*** Extracted records Section Begins ***

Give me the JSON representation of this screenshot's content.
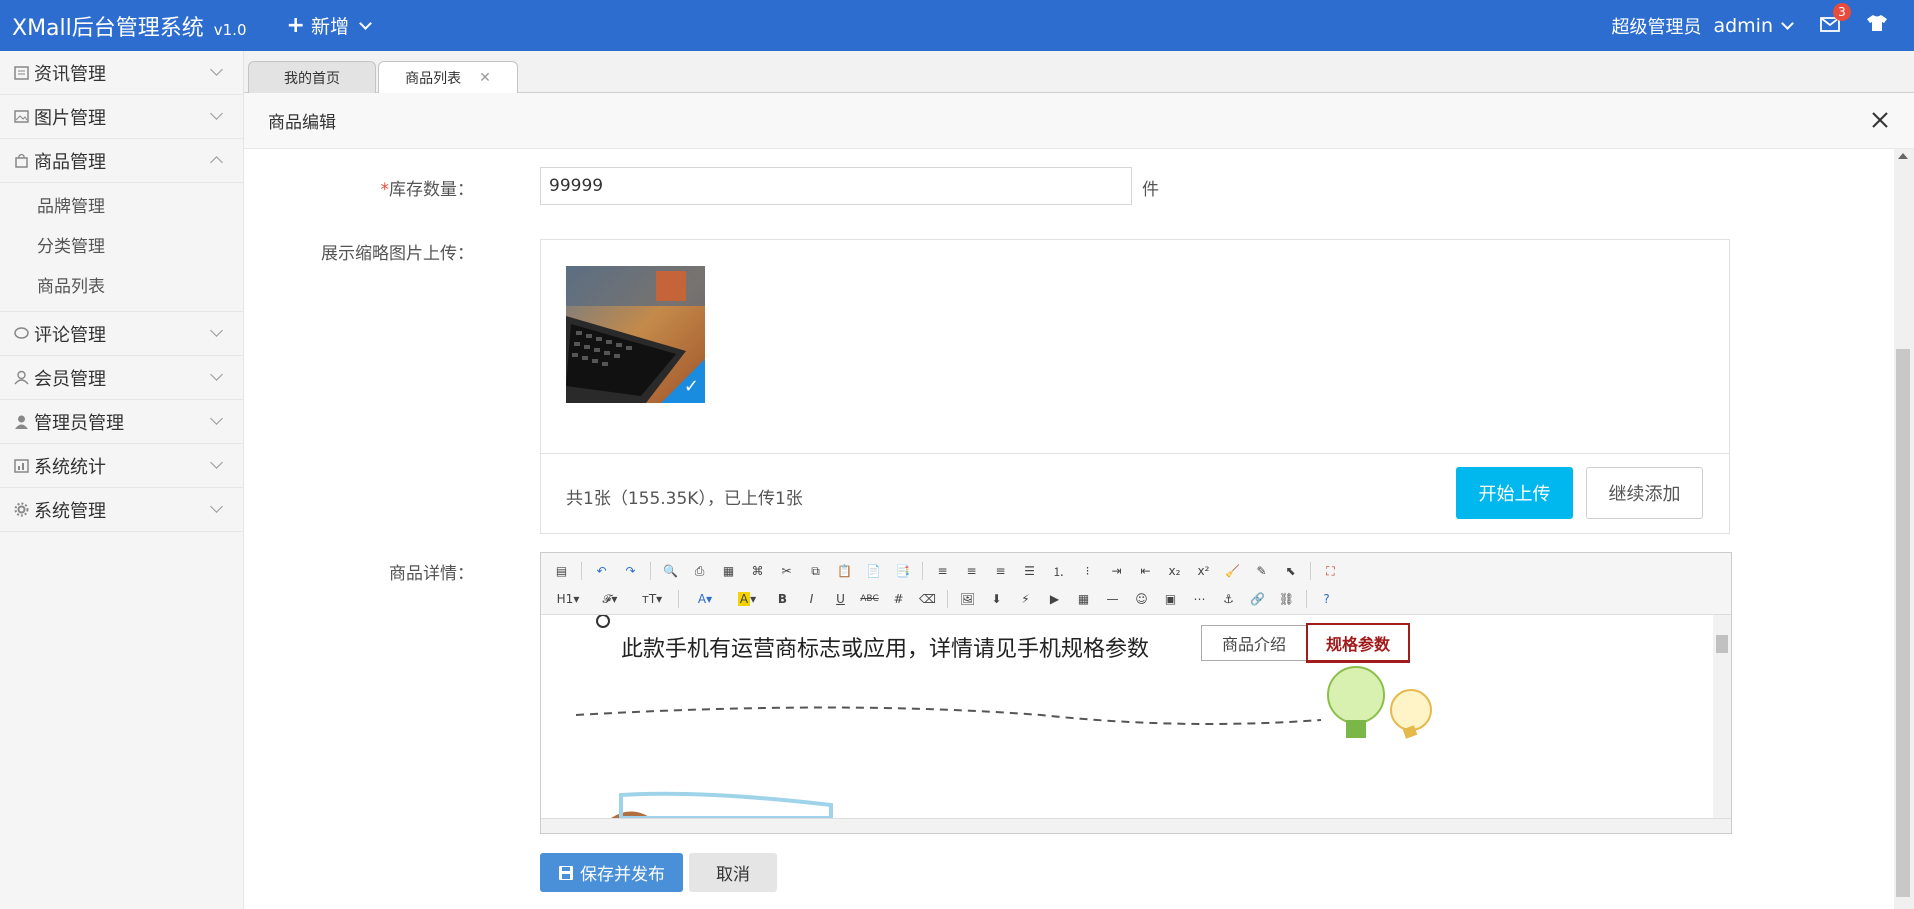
{
  "header": {
    "brand": "XMall后台管理系统",
    "version": "v1.0",
    "add_label": "新增",
    "user_role": "超级管理员",
    "user_name": "admin",
    "mail_count": "3",
    "colors": {
      "topbar": "#2d6dd0"
    }
  },
  "sidebar": {
    "items": [
      {
        "label": "资讯管理",
        "icon": "news-icon"
      },
      {
        "label": "图片管理",
        "icon": "image-icon"
      },
      {
        "label": "商品管理",
        "icon": "bag-icon"
      },
      {
        "label": "评论管理",
        "icon": "comment-icon"
      },
      {
        "label": "会员管理",
        "icon": "user-icon"
      },
      {
        "label": "管理员管理",
        "icon": "admin-icon"
      },
      {
        "label": "系统统计",
        "icon": "stats-icon"
      },
      {
        "label": "系统管理",
        "icon": "gear-icon"
      }
    ],
    "sub_items": [
      "品牌管理",
      "分类管理",
      "商品列表"
    ]
  },
  "tabs": [
    {
      "label": "我的首页"
    },
    {
      "label": "商品列表"
    }
  ],
  "modal": {
    "title": "商品编辑"
  },
  "form": {
    "stock_label": "库存数量：",
    "stock_required": "*",
    "stock_value": "99999",
    "stock_unit": "件",
    "thumb_label": "展示缩略图片上传：",
    "upload_status": "共1张（155.35K），已上传1张",
    "start_upload": "开始上传",
    "continue_add": "继续添加",
    "detail_label": "商品详情：",
    "editor_text": "此款手机有运营商标志或应用，详情请见手机规格参数",
    "editor_tab1": "商品介绍",
    "editor_tab2": "规格参数",
    "save_label": "保存并发布",
    "cancel_label": "取消"
  },
  "toolbar": {
    "heading": "H1",
    "bold": "B",
    "italic": "I",
    "underline": "U",
    "strike": "ABC"
  }
}
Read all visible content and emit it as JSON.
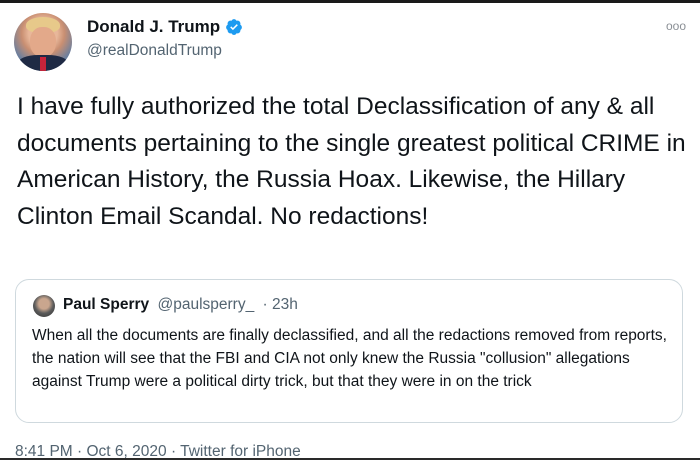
{
  "tweet": {
    "display_name": "Donald J. Trump",
    "handle": "@realDonaldTrump",
    "more_menu": "ooo",
    "text": "I have fully authorized the total Declassification of any & all documents pertaining to the single greatest political CRIME in American History, the Russia Hoax. Likewise, the Hillary Clinton Email Scandal. No redactions!",
    "verified_icon": "verified-badge-icon"
  },
  "quoted_tweet": {
    "display_name": "Paul Sperry",
    "handle": "@paulsperry_",
    "time": "· 23h",
    "text": "When all the documents are finally declassified, and all the redactions removed from reports, the nation will see that the FBI and CIA not only knew the Russia \"collusion\" allegations against Trump were a political dirty trick, but that they were in on the trick"
  },
  "footer": {
    "timestamp": "8:41 PM · Oct 6, 2020 · Twitter for iPhone"
  },
  "colors": {
    "verified_blue": "#1d9bf0",
    "secondary_text": "#536471",
    "border": "#cfd9de"
  }
}
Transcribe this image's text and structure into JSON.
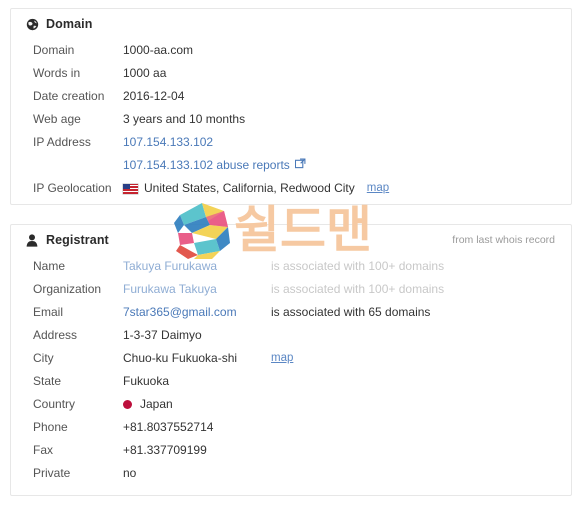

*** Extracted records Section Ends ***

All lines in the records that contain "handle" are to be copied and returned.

Exercise response:
    "handle": "@realDonaldTrump",
    "handle": "@paulsperry_",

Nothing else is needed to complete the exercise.